Van Huss then began a series of question to the bill sponsor, “To Leader White, I have a couple of questions for you. With this legislation, should we pass it, would it protect monuments to George Washington? Would this legislation protect the monument on the capital grounds to African Americans? Would this legislation protect monuments to Martin Luther King, Jr. who, at one point, said that LGBT individuals should be seeing a psychiatrist? Would this bill protect revolutionary war veterans who technically fought for slavery? Would this legislation protect memorials to Sargent Alvin York who single-handedly captured a company of German soldiers?”
White responded to each individual question in the affirmative, adding, “If the memorial was covered under the Tennessee Heritage Protection Act.”
On the bill, Van Huss opined, “I do think this is a good piece of legislation. I do not want it to go to summer study. But that will be up to the committee,” before offering a more profound conclusion,

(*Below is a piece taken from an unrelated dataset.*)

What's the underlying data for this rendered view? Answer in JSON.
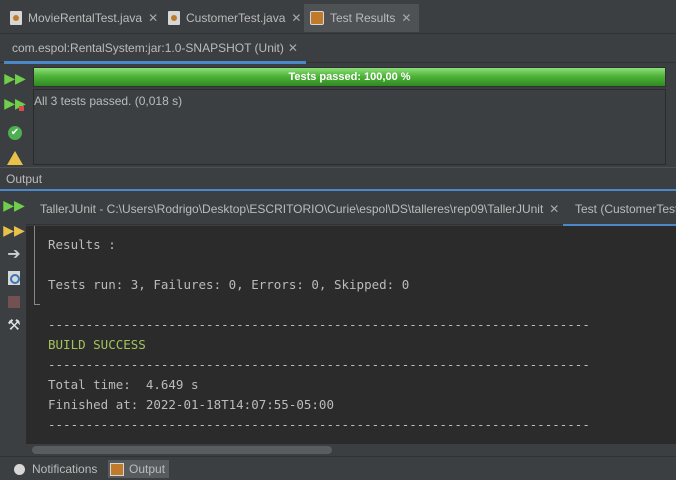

We, as a world, but also as a nation, have not a perfect past. I don’t know of any country that would have a perfect past. There have been sins committed by people at our founding with what went on, especially with slavery. We do not live in a perfect world and as you alluded to earlier, it is important to learn from mistakes from our ancestors, of the folks who have come before us in this world, and make sure that we do not commit those things again.
Before the vote was taken, White reminded the committee of the other equally important aspect of her bill, sanctuary cities. “I think there is also something, we‘ve talked about memorials and the Tennessee Heritage Protection Act, but this is also for sanctuary cities. We know that one of our cities here in our state tried this summer to become a sanctuary city. This also, to keep in mind, is legislation for sanctuary cities as well as memorials.”
The ayes prevailed on a voice vote, sending the bill to summer study.
Four committee members – State Rep. Jim Coley (R-Bartlett), State Rep. Tilman Goins (R-Morristown), State Rep. Micah Van Huss (R-Jonesborough) and Chairman William Lamberth (R-Cottontown) – requested to be recorded as voting No, leaving the vote, with two of the 11 committee members absent, at 5 in favor of and 4 against summer study.
By default, the interpretation is that three Republicans, State Rep. Michael Curcio (R-Dickson), State Rep. Andrew Farmer (R-Sevierville), and State Rep. Paul Sherrell (R-Sparta) voted with Democrats State Rep. Sherry Jones (D-Nashville) and State Rep. Antonio Parkinson (D-Memphis) for not passing a bill to protect Tennessee’s historic monuments and prevent sanctuary cities.
As White was exiting the committee room, Chairman Lamberth, in a nice moment of legislator camaraderie between two House members who sit next to each on the House Floor, told White, “I’ve not really weighed in on this very much on your bill.” And, “or the record,” Lamberth added
I know everyone else has had their say on this, I think it’s an important issue to look at. I know this bill just got sent to summer study. It’s something you’re very passionate about and something that I share your passion in. And there have been many comments today about the history of the great state of Tennessee. It may not be pretty sometimes, we may not agree with all of it, but it has made us who we are today. And, so, Representative White I just wanted to say that as your friend and colleague, I appreciate that you are fighting to try to preserve our history and I appreciate the fact that you brought the bill. I just wanted to say that before you left the room. “
The video of the March 14, 2018, Criminal Justice Subcommittee meeting, which included HB2552, can be viewed here.